For example, if you have six backing vocalists you can set up a good mix just for them, balancing each voice to get a nice overall effect. If you then send all six channels to one subgroup, you can adjust all backing vocals with a single subgroup slider while still maintaining the balance between the individual voices.

Note that if your mixing console's subgroups are mono, you will need to use them in pairs to maintain a stereo effect. For each pair, one subgroup is the left channel and the other is right. Each channel can be panned across the two subgroups, while the subgroups are panned completely left and right into the master output bus.

Sound Mixers: Outputs

The main output from most mixing devices is a stereo output, using two output sockets which should be fairly obvious and easy to locate. The connectors are usually 3-pin XLRs on larger consoles, but can also be 6.5mm TR (jack) sockets or RCA sockets.

The level of the output signal is monitored on the mixer's VU meters. The ideal is for the level to peak at around 0dB or just below. However you should note that the dB scale is relative and 0dB on one mixer may not be the same as 0dB on another mixer or audio device. For this reason it is important to understand how each device in the audio chain is referenced, otherwise you may find that your output signal is unexpectedly high or low when it reaches the next point in the chain.

In professional circles, the nominal level of 0dB is considered to be +4 dBu. Consumer-level equipment tends to use -10 dBV.

The best way to check the levels of different equipment is to use audio test tone. Send 0dB tone from the desk and measure it at the next point in the chain.

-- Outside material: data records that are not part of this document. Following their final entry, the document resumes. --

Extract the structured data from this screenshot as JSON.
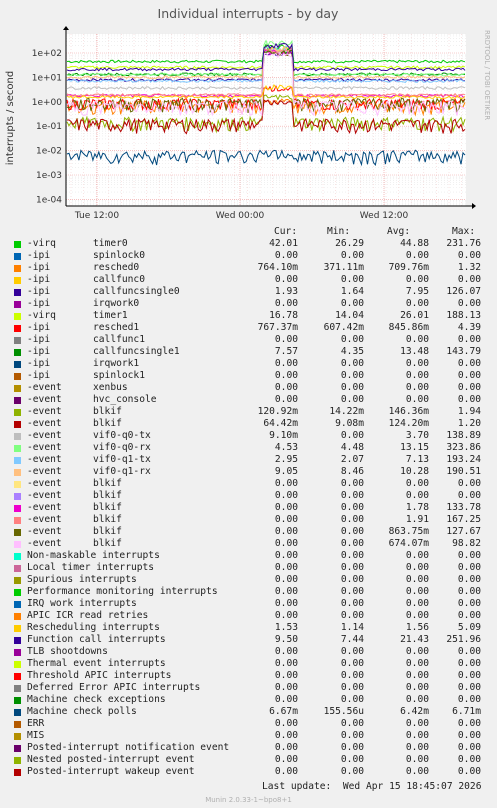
{
  "chart_data": {
    "type": "line",
    "title": "Individual interrupts - by day",
    "ylabel": "interrupts / second",
    "yscale": "log",
    "ylim": [
      5e-05,
      500
    ],
    "yticks": [
      "1e+02",
      "1e+01",
      "1e+00",
      "1e-01",
      "1e-02",
      "1e-03",
      "1e-04"
    ],
    "ytick_values": [
      100,
      10,
      1,
      0.1,
      0.01,
      0.001,
      0.0001
    ],
    "xticks": [
      "Tue 12:00",
      "Wed 00:00",
      "Wed 12:00"
    ],
    "grid": true,
    "side_label": "RRDTOOL / TOBI OETIKER",
    "series": [
      {
        "name": "-virq timer0",
        "color": "#00cc00",
        "cur": "42.01",
        "min": "26.29",
        "avg": "44.88",
        "max": "231.76"
      },
      {
        "name": "-ipi spinlock0",
        "color": "#0066b3",
        "cur": "0.00",
        "min": "0.00",
        "avg": "0.00",
        "max": "0.00"
      },
      {
        "name": "-ipi resched0",
        "color": "#ff8000",
        "cur": "764.10m",
        "min": "371.11m",
        "avg": "709.76m",
        "max": "1.32"
      },
      {
        "name": "-ipi callfunc0",
        "color": "#ffcc00",
        "cur": "0.00",
        "min": "0.00",
        "avg": "0.00",
        "max": "0.00"
      },
      {
        "name": "-ipi callfuncsingle0",
        "color": "#330099",
        "cur": "1.93",
        "min": "1.64",
        "avg": "7.95",
        "max": "126.07"
      },
      {
        "name": "-ipi irqwork0",
        "color": "#990099",
        "cur": "0.00",
        "min": "0.00",
        "avg": "0.00",
        "max": "0.00"
      },
      {
        "name": "-virq timer1",
        "color": "#ccff00",
        "cur": "16.78",
        "min": "14.04",
        "avg": "26.01",
        "max": "188.13"
      },
      {
        "name": "-ipi resched1",
        "color": "#ff0000",
        "cur": "767.37m",
        "min": "607.42m",
        "avg": "845.86m",
        "max": "4.39"
      },
      {
        "name": "-ipi callfunc1",
        "color": "#808080",
        "cur": "0.00",
        "min": "0.00",
        "avg": "0.00",
        "max": "0.00"
      },
      {
        "name": "-ipi callfuncsingle1",
        "color": "#008f00",
        "cur": "7.57",
        "min": "4.35",
        "avg": "13.48",
        "max": "143.79"
      },
      {
        "name": "-ipi irqwork1",
        "color": "#00487d",
        "cur": "0.00",
        "min": "0.00",
        "avg": "0.00",
        "max": "0.00"
      },
      {
        "name": "-ipi spinlock1",
        "color": "#b35a00",
        "cur": "0.00",
        "min": "0.00",
        "avg": "0.00",
        "max": "0.00"
      },
      {
        "name": "-event xenbus",
        "color": "#b38f00",
        "cur": "0.00",
        "min": "0.00",
        "avg": "0.00",
        "max": "0.00"
      },
      {
        "name": "-event hvc_console",
        "color": "#6b006b",
        "cur": "0.00",
        "min": "0.00",
        "avg": "0.00",
        "max": "0.00"
      },
      {
        "name": "-event blkif",
        "color": "#8fb300",
        "cur": "120.92m",
        "min": "14.22m",
        "avg": "146.36m",
        "max": "1.94"
      },
      {
        "name": "-event blkif",
        "color": "#b30000",
        "cur": "64.42m",
        "min": "9.08m",
        "avg": "124.20m",
        "max": "1.20"
      },
      {
        "name": "-event vif0-q0-tx",
        "color": "#bebebe",
        "cur": "9.10m",
        "min": "0.00",
        "avg": "3.70",
        "max": "138.89"
      },
      {
        "name": "-event vif0-q0-rx",
        "color": "#80ff80",
        "cur": "4.53",
        "min": "4.48",
        "avg": "13.15",
        "max": "323.86"
      },
      {
        "name": "-event vif0-q1-tx",
        "color": "#80c9ff",
        "cur": "2.95",
        "min": "2.07",
        "avg": "7.13",
        "max": "193.24"
      },
      {
        "name": "-event vif0-q1-rx",
        "color": "#ffc080",
        "cur": "9.05",
        "min": "8.46",
        "avg": "10.28",
        "max": "190.51"
      },
      {
        "name": "-event blkif",
        "color": "#ffe680",
        "cur": "0.00",
        "min": "0.00",
        "avg": "0.00",
        "max": "0.00"
      },
      {
        "name": "-event blkif",
        "color": "#aa80ff",
        "cur": "0.00",
        "min": "0.00",
        "avg": "0.00",
        "max": "0.00"
      },
      {
        "name": "-event blkif",
        "color": "#ee00cc",
        "cur": "0.00",
        "min": "0.00",
        "avg": "1.78",
        "max": "133.78"
      },
      {
        "name": "-event blkif",
        "color": "#ff8080",
        "cur": "0.00",
        "min": "0.00",
        "avg": "1.91",
        "max": "167.25"
      },
      {
        "name": "-event blkif",
        "color": "#666600",
        "cur": "0.00",
        "min": "0.00",
        "avg": "863.75m",
        "max": "127.67"
      },
      {
        "name": "-event blkif",
        "color": "#ffbfff",
        "cur": "0.00",
        "min": "0.00",
        "avg": "674.07m",
        "max": "98.82"
      },
      {
        "name": "Non-maskable interrupts",
        "color": "#00ffcc",
        "cur": "0.00",
        "min": "0.00",
        "avg": "0.00",
        "max": "0.00"
      },
      {
        "name": "Local timer interrupts",
        "color": "#cc6699",
        "cur": "0.00",
        "min": "0.00",
        "avg": "0.00",
        "max": "0.00"
      },
      {
        "name": "Spurious interrupts",
        "color": "#999900",
        "cur": "0.00",
        "min": "0.00",
        "avg": "0.00",
        "max": "0.00"
      },
      {
        "name": "Performance monitoring interrupts",
        "color": "#00cc00",
        "cur": "0.00",
        "min": "0.00",
        "avg": "0.00",
        "max": "0.00"
      },
      {
        "name": "IRQ work interrupts",
        "color": "#0066b3",
        "cur": "0.00",
        "min": "0.00",
        "avg": "0.00",
        "max": "0.00"
      },
      {
        "name": "APIC ICR read retries",
        "color": "#ff8000",
        "cur": "0.00",
        "min": "0.00",
        "avg": "0.00",
        "max": "0.00"
      },
      {
        "name": "Rescheduling interrupts",
        "color": "#ffcc00",
        "cur": "1.53",
        "min": "1.14",
        "avg": "1.56",
        "max": "5.09"
      },
      {
        "name": "Function call interrupts",
        "color": "#330099",
        "cur": "9.50",
        "min": "7.44",
        "avg": "21.43",
        "max": "251.96"
      },
      {
        "name": "TLB shootdowns",
        "color": "#990099",
        "cur": "0.00",
        "min": "0.00",
        "avg": "0.00",
        "max": "0.00"
      },
      {
        "name": "Thermal event interrupts",
        "color": "#ccff00",
        "cur": "0.00",
        "min": "0.00",
        "avg": "0.00",
        "max": "0.00"
      },
      {
        "name": "Threshold APIC interrupts",
        "color": "#ff0000",
        "cur": "0.00",
        "min": "0.00",
        "avg": "0.00",
        "max": "0.00"
      },
      {
        "name": "Deferred Error APIC interrupts",
        "color": "#808080",
        "cur": "0.00",
        "min": "0.00",
        "avg": "0.00",
        "max": "0.00"
      },
      {
        "name": "Machine check exceptions",
        "color": "#008f00",
        "cur": "0.00",
        "min": "0.00",
        "avg": "0.00",
        "max": "0.00"
      },
      {
        "name": "Machine check polls",
        "color": "#00487d",
        "cur": "6.67m",
        "min": "155.56u",
        "avg": "6.42m",
        "max": "6.71m"
      },
      {
        "name": "ERR",
        "color": "#b35a00",
        "cur": "0.00",
        "min": "0.00",
        "avg": "0.00",
        "max": "0.00"
      },
      {
        "name": "MIS",
        "color": "#b38f00",
        "cur": "0.00",
        "min": "0.00",
        "avg": "0.00",
        "max": "0.00"
      },
      {
        "name": "Posted-interrupt notification event",
        "color": "#6b006b",
        "cur": "0.00",
        "min": "0.00",
        "avg": "0.00",
        "max": "0.00"
      },
      {
        "name": "Nested posted-interrupt event",
        "color": "#8fb300",
        "cur": "0.00",
        "min": "0.00",
        "avg": "0.00",
        "max": "0.00"
      },
      {
        "name": "Posted-interrupt wakeup event",
        "color": "#b30000",
        "cur": "0.00",
        "min": "0.00",
        "avg": "0.00",
        "max": "0.00"
      }
    ]
  },
  "legend_header": {
    "cur": "Cur:",
    "min": "Min:",
    "avg": "Avg:",
    "max": "Max:"
  },
  "last_update": "Last update:  Wed Apr 15 18:45:07 2026",
  "footer": "Munin 2.0.33-1~bpo8+1"
}
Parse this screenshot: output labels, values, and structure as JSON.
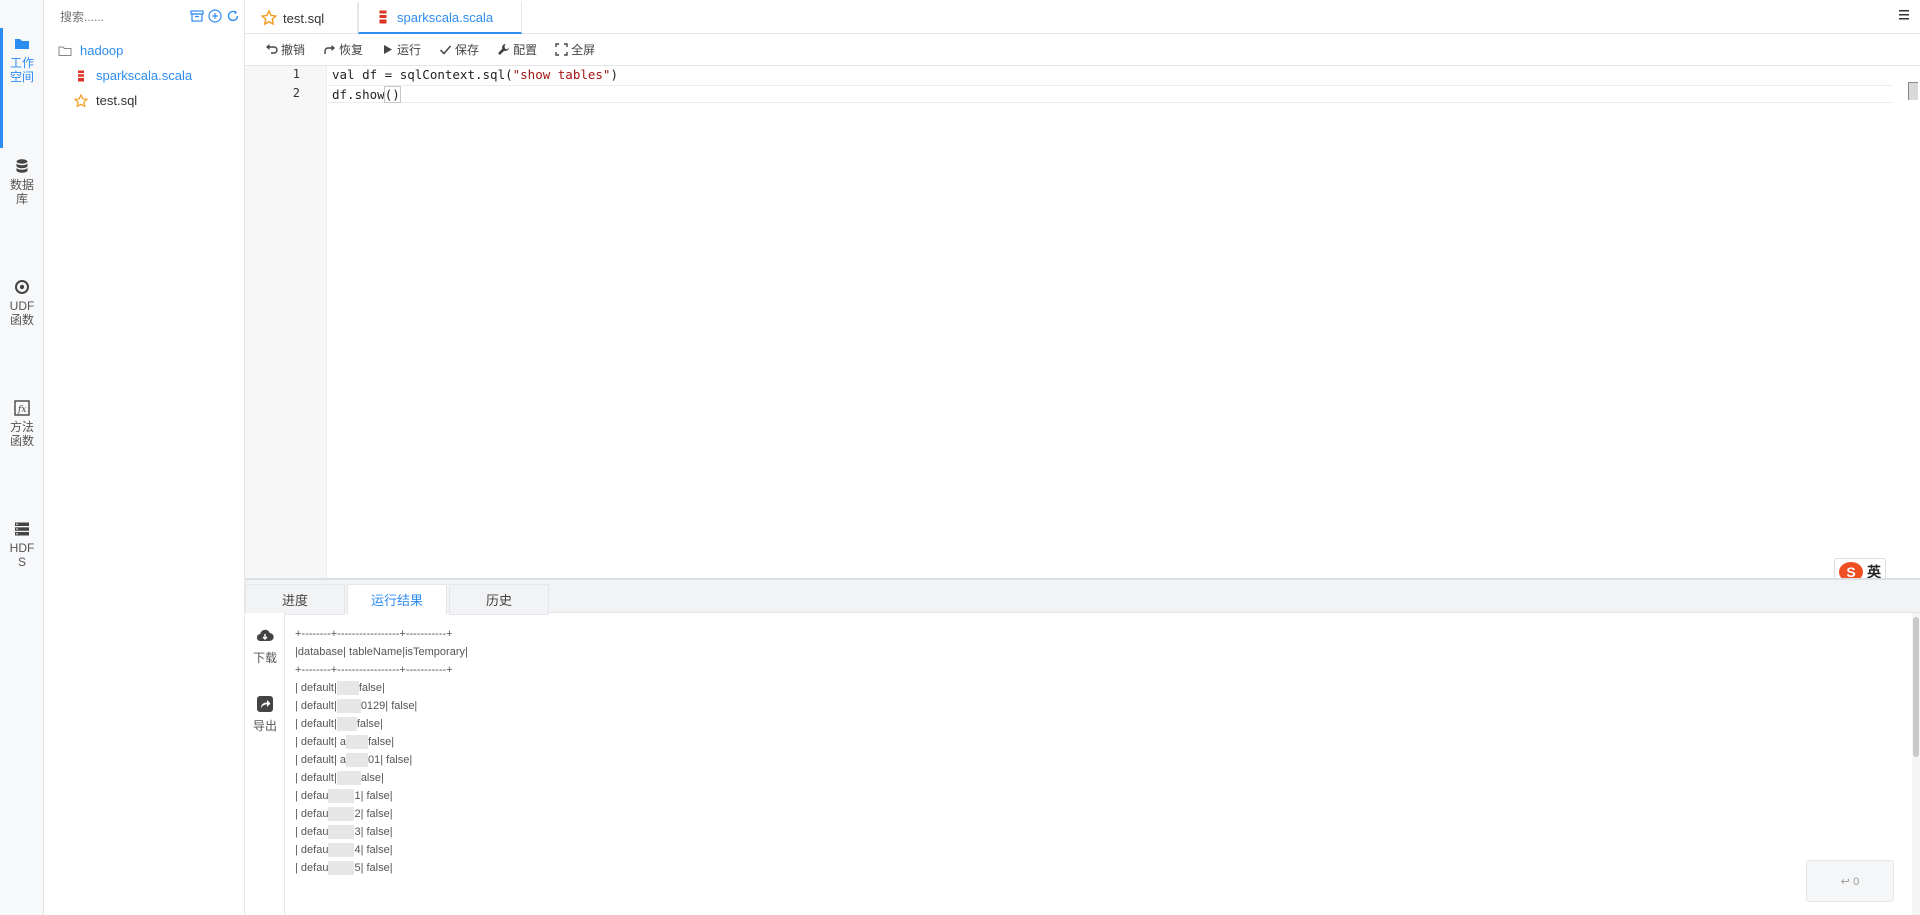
{
  "nav": {
    "workspace": "工作空间",
    "database": "数据库",
    "udf": "UDF函数",
    "methods": "方法函数",
    "hdfs": "HDFS"
  },
  "tree": {
    "search_placeholder": "搜索......",
    "folder": "hadoop",
    "files": [
      "sparkscala.scala",
      "test.sql"
    ]
  },
  "tabs": [
    "test.sql",
    "sparkscala.scala"
  ],
  "toolbar": {
    "undo": "撤销",
    "redo": "恢复",
    "run": "运行",
    "save": "保存",
    "config": "配置",
    "fullscreen": "全屏"
  },
  "editor": {
    "line_numbers": [
      "1",
      "2"
    ],
    "line1_prefix": "val df = sqlContext.sql(",
    "line1_string": "\"show tables\"",
    "line1_suffix": ")",
    "line2_prefix": "df.show",
    "line2_paren": "()"
  },
  "ime": {
    "logo": "S",
    "mode": "英"
  },
  "result_tabs": [
    "进度",
    "运行结果",
    "历史"
  ],
  "result_side": {
    "download": "下载",
    "export": "导出"
  },
  "result_output": {
    "border": "+--------+-----------------+-----------+",
    "header": "|database| tableName|isTemporary|",
    "rows": [
      {
        "pre": "| default|",
        "post": "false|"
      },
      {
        "pre": "| default|",
        "post": "0129| false|"
      },
      {
        "pre": "| default|",
        "post": "false|"
      },
      {
        "pre": "| default| a",
        "post": "false|"
      },
      {
        "pre": "| default| a",
        "post": "01| false|"
      },
      {
        "pre": "| default|",
        "post": "alse|"
      },
      {
        "pre": "| defau",
        "post": "1| false|"
      },
      {
        "pre": "| defau",
        "post": "2| false|"
      },
      {
        "pre": "| defau",
        "post": "3| false|"
      },
      {
        "pre": "| defau",
        "post": "4| false|"
      },
      {
        "pre": "| defau",
        "post": "5| false|"
      }
    ]
  },
  "count_badge": "↩ 0",
  "colors": {
    "accent": "#2d8cf0",
    "string": "#a31515"
  }
}
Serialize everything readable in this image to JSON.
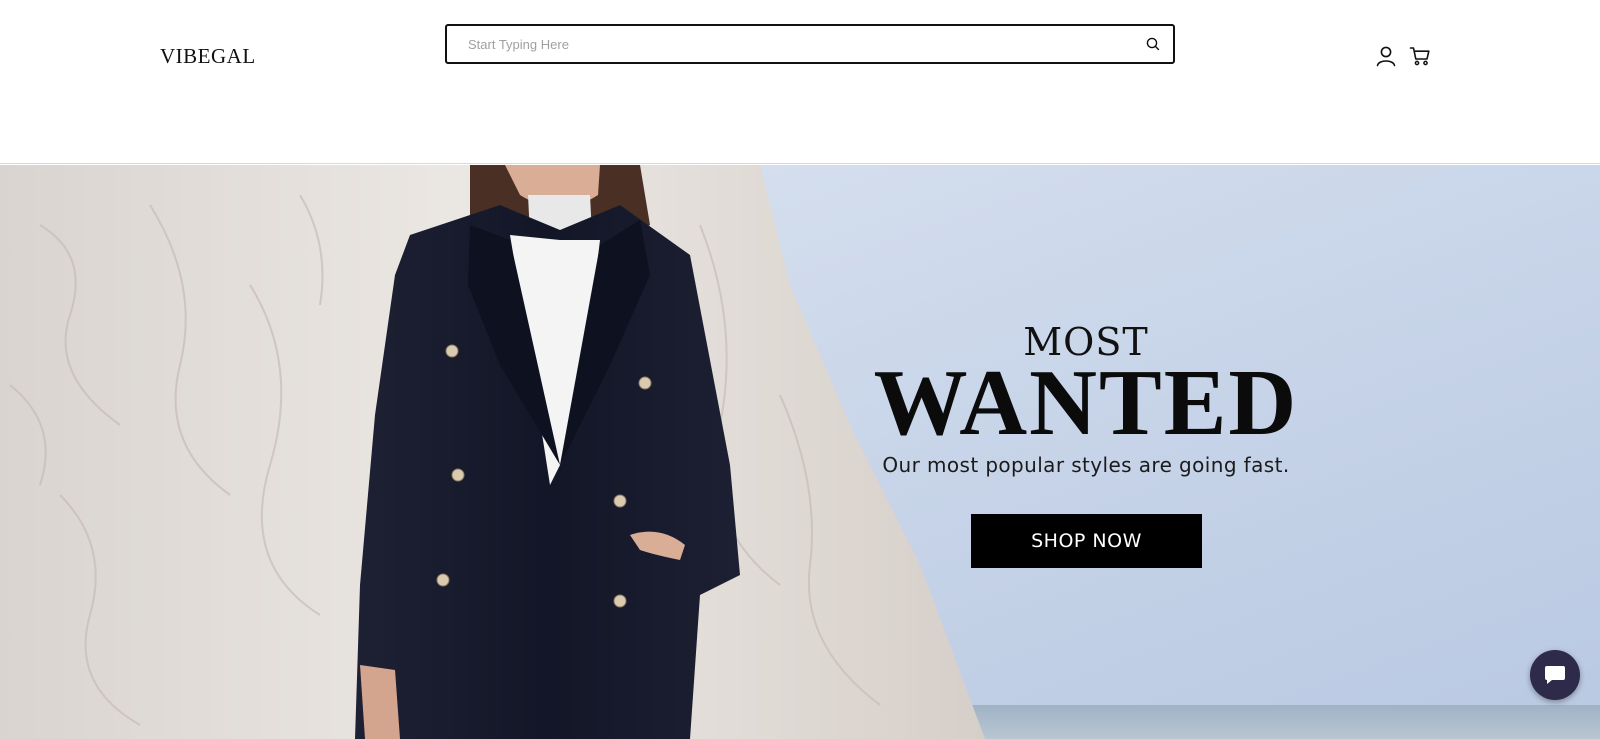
{
  "header": {
    "logo_text": "VIBEGAL",
    "search": {
      "placeholder": "Start Typing Here",
      "value": ""
    },
    "icons": {
      "search": "search-icon",
      "account": "user-icon",
      "cart": "cart-icon"
    }
  },
  "hero": {
    "heading_small": "MOST",
    "heading_large": "WANTED",
    "subtitle": "Our most popular styles are going fast.",
    "cta_label": "SHOP NOW"
  },
  "chat": {
    "icon": "chat-bubble-icon"
  },
  "colors": {
    "brand_black": "#000000",
    "chat_bg": "#2e2a4a",
    "sky": "#c9d6ea",
    "cliff": "#e6e1dc",
    "coat": "#15192b"
  }
}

Many mixers include a number of additional outputs, for example:

Monitor Feed: A dedicated monitor feed which can be adjusted independently of the master output.

Headphones: The headphone output may be the same as the monitor feed, or you may be able to select separate sources to listen to.

Auxiliary Sends: The output(s) of the mixer's auxiliary channels.

Subgroup Outputs: Some consoles have the option to output each subgroup independently.

Communication Channels: Some consoles have additional output channels available for communicating with the stage, recording booths, etc.

Sound Mixers: Outputs

The main output from most mixing devices is a stereo output, using two output sockets which should be fairly obvious and easy to locate. The connectors are usually 3-pin XLRs on larger consoles, but can also be 6.5mm TR (jack) sockets or RCA sockets.

The level of the output signal is monitored on the mixer's VU meters. The ideal is for the level to peak at around 0dB or just below. However you should note that the dB scale is relative and 0dB on one mixer may not be the same as 0dB on another mixer or audio device. For this reason it is important to understand how each device in the audio chain is referenced, otherwise you may find that your output signal is unexpectedly high or low when it reaches the next point in the chain.

In professional circles, the nominal level of 0dB is considered to be +4 dBu. Consumer-level equipment tends to use -10 dBV.

The best way to check the levels of different equipment is to use audio test tone. Send 0dB tone from the desk and measure it at the next point in the chain.

Many mixers include a number of additional outputs, for example:

Monitor Feed: A dedicated monitor feed which can be adjusted independently of the master output.

Headphones: The headphone output may be the same as the monitor feed, or you may be able to select separate sources to listen to.

Auxiliary Sends: The output(s) of the mixer's auxiliary channels.

Subgroup Outputs: Some consoles have the option to output each subgroup independently.

Communication Channels: Some consoles have additional output channels available for communicating with the stage, recording booths, etc.

(Xin xem tiếp Phần 5: Chất lượng Âm thanh, Sound Quality).